Spot gold was down 0.2% at $1,725.98 per ounce by 0048 GMT, while US gold futures fell 0.2% to $1,728 per ounce.
The dollar index held firm near three-week high against its rivals, making gold more expensive for holders of other currencies.
US Treasury yields hit their highest levels since mid-July after the US Senate passed a massive infrastructure bill. Higher bond yields increase the opportunity cost of holding non-interest bearing gold.
The Democratic-controlled US Senate on Tuesday passed a massive infrastructure bill and immediately kicked off debate on a $3.5 trillion spending blueprint.

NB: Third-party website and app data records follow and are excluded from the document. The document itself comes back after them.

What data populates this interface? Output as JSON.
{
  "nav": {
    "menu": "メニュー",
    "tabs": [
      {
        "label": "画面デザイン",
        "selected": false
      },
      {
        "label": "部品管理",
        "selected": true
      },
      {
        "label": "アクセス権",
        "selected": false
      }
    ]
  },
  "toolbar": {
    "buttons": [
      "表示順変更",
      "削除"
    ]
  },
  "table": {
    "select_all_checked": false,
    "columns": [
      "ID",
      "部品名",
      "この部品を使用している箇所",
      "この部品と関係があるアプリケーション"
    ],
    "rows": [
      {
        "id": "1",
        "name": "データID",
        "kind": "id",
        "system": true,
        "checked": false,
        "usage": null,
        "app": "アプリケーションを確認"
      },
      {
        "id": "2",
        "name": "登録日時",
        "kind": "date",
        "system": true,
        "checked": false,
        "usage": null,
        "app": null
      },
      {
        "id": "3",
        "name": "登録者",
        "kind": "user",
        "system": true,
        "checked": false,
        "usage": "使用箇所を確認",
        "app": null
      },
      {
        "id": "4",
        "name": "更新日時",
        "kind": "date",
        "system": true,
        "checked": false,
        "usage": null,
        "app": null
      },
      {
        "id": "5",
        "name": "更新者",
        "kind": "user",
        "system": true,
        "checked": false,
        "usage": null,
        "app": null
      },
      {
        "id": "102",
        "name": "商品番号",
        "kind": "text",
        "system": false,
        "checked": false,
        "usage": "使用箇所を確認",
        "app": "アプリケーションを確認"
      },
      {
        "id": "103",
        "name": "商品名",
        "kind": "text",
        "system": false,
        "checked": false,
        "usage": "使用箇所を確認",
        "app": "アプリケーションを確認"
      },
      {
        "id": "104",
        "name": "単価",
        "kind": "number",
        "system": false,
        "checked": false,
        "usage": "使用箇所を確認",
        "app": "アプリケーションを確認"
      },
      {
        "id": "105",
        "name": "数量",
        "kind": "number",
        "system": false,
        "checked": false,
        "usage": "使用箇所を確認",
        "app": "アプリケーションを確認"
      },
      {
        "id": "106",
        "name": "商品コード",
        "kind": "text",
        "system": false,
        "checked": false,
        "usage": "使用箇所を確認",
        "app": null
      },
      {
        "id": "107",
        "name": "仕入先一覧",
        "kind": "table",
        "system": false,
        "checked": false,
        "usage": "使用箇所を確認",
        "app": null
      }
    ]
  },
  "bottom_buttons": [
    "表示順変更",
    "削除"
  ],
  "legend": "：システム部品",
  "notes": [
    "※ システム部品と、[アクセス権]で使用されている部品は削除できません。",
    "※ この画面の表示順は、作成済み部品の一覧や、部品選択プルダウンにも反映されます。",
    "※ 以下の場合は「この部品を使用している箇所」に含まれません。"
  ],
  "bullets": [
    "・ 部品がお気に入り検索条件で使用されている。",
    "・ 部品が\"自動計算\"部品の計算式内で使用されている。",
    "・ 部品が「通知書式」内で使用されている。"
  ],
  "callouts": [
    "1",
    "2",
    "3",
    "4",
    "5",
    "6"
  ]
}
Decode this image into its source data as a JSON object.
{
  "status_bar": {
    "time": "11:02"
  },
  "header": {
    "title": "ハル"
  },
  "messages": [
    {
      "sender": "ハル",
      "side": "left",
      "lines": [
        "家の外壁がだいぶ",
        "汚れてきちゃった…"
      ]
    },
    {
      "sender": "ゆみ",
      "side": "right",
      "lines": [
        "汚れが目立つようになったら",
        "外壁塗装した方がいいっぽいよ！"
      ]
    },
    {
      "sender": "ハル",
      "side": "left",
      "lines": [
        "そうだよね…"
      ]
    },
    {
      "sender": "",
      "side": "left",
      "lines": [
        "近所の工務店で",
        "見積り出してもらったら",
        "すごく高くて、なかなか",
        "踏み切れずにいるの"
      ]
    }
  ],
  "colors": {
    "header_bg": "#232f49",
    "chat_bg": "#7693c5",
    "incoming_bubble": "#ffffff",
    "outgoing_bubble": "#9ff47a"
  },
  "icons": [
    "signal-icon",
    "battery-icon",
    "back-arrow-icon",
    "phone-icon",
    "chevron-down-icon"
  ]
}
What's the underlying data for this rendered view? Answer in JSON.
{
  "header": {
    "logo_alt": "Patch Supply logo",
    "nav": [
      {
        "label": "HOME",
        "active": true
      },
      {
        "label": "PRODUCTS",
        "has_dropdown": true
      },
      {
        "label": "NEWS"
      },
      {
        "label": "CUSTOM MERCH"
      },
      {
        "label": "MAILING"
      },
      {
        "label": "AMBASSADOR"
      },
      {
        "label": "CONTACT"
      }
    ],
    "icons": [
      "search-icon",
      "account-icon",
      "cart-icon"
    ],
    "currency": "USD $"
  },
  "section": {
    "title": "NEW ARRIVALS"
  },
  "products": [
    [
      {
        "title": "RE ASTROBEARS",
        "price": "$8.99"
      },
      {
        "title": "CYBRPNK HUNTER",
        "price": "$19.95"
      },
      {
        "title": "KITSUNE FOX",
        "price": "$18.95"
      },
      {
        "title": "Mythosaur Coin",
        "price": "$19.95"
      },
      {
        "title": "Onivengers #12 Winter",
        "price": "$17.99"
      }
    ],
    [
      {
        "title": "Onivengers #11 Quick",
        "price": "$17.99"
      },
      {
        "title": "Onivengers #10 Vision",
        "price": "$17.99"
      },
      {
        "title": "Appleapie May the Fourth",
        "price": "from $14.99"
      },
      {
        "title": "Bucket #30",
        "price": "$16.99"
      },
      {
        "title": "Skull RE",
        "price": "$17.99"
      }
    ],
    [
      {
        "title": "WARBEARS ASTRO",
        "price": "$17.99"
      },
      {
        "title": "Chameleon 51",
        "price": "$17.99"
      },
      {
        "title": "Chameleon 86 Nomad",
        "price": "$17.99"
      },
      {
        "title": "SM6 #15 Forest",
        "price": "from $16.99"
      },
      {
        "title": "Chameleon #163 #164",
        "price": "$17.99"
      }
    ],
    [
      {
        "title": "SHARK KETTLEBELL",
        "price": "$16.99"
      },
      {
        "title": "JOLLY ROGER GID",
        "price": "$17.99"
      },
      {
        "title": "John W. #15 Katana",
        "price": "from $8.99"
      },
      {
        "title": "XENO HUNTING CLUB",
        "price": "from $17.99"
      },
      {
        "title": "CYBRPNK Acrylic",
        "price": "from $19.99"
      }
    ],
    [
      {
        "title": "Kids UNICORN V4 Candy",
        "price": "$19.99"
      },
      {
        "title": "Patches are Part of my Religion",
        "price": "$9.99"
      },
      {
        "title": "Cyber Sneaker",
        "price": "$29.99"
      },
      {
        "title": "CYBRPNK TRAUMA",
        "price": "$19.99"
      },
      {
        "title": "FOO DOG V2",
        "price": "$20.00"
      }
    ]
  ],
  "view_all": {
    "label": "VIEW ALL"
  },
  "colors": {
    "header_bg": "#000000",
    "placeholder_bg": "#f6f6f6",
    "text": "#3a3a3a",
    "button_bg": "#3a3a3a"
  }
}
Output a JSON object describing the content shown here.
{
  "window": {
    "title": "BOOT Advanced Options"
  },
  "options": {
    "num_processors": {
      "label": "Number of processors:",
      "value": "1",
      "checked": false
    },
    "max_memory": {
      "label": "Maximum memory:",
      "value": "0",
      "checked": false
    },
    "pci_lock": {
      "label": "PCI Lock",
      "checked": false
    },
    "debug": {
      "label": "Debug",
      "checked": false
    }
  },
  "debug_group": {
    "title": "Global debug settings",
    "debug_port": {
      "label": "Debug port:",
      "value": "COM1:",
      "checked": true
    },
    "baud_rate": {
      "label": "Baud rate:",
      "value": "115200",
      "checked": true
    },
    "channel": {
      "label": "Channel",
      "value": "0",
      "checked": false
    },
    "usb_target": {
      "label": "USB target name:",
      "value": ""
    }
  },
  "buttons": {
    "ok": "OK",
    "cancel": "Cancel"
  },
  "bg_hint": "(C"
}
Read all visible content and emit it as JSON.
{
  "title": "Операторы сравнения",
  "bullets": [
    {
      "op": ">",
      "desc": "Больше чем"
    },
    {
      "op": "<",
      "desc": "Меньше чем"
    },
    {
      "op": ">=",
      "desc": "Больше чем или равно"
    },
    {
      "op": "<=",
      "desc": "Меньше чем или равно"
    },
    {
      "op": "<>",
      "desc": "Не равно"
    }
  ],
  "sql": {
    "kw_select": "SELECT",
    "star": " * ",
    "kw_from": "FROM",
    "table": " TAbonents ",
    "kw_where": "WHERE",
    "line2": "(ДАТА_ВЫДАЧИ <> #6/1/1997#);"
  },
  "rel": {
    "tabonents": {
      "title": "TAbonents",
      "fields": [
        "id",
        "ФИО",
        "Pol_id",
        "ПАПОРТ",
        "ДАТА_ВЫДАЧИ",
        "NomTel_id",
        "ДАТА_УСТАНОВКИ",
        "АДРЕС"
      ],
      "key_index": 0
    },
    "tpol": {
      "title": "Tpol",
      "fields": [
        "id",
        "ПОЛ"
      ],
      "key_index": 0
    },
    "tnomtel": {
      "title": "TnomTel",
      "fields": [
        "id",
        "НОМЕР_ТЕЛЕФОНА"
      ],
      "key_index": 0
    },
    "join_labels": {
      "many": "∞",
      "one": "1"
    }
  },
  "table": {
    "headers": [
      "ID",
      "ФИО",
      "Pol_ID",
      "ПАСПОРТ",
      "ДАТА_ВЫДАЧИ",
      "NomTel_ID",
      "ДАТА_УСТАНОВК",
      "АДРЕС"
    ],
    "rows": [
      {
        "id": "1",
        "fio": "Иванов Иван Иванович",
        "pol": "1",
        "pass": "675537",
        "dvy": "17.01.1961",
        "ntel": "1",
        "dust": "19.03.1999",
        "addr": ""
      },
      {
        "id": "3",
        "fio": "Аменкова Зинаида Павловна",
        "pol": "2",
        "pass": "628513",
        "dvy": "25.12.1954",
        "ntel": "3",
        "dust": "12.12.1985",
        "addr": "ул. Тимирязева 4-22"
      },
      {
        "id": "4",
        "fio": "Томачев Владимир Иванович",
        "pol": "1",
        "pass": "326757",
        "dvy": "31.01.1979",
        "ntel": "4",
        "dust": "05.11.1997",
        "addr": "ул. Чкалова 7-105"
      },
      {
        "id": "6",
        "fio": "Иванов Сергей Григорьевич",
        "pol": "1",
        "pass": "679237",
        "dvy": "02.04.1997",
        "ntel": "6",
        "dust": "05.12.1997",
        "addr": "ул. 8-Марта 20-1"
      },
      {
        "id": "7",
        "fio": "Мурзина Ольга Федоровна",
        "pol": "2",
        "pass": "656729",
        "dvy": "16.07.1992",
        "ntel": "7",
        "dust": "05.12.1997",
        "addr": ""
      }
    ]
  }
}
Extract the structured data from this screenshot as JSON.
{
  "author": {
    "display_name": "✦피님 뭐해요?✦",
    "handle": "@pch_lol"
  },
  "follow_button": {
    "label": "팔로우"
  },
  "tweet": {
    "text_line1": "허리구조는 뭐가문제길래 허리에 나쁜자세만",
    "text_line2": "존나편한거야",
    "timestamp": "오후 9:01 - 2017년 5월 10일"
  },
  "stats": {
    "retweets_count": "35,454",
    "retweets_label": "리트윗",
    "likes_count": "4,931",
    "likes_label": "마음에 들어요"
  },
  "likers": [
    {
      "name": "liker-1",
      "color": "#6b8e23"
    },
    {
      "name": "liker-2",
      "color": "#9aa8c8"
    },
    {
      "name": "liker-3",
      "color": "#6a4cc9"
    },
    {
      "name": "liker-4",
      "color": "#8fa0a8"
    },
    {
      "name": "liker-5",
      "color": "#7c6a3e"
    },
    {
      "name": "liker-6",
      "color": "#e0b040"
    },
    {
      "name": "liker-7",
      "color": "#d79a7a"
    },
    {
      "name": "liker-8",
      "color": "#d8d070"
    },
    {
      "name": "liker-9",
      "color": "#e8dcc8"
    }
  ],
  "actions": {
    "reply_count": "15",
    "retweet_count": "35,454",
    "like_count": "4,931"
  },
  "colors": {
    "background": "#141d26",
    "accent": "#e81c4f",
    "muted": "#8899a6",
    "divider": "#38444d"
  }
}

Wall Street rose, with both the blue-chip Dow and benchmark S&P 500 closing at record highs, as economically sensitive value stocks gained with the US Senate’s passage of a $1 trillion bipartisan infrastructure package.
Investors now await the monthly US personal consumption report due later in the day to gauge inflationary pressure.
The current inflation spike shouldn’t push the Fed to tighten monetary policy prematurely, with more months of labour data needed before any changes, Chicago Fed president Charles Evans said.
Indications in recent days of an improving labour market has raised fears of a sooner-than-expected US interest rate hike, sending gold prices to a four-month low on Monday.
Gold is viewed as a hedge against higher inflation, but a Fed rate hike would dull bullion’s appeal as that would increase the opportunity cost of holding the non-yielding metal.
Silver eased 0.1% to $23.29 per ounce. Platinum rose 0.7% to $1,001.92 and palladium was steady at $2,640.75.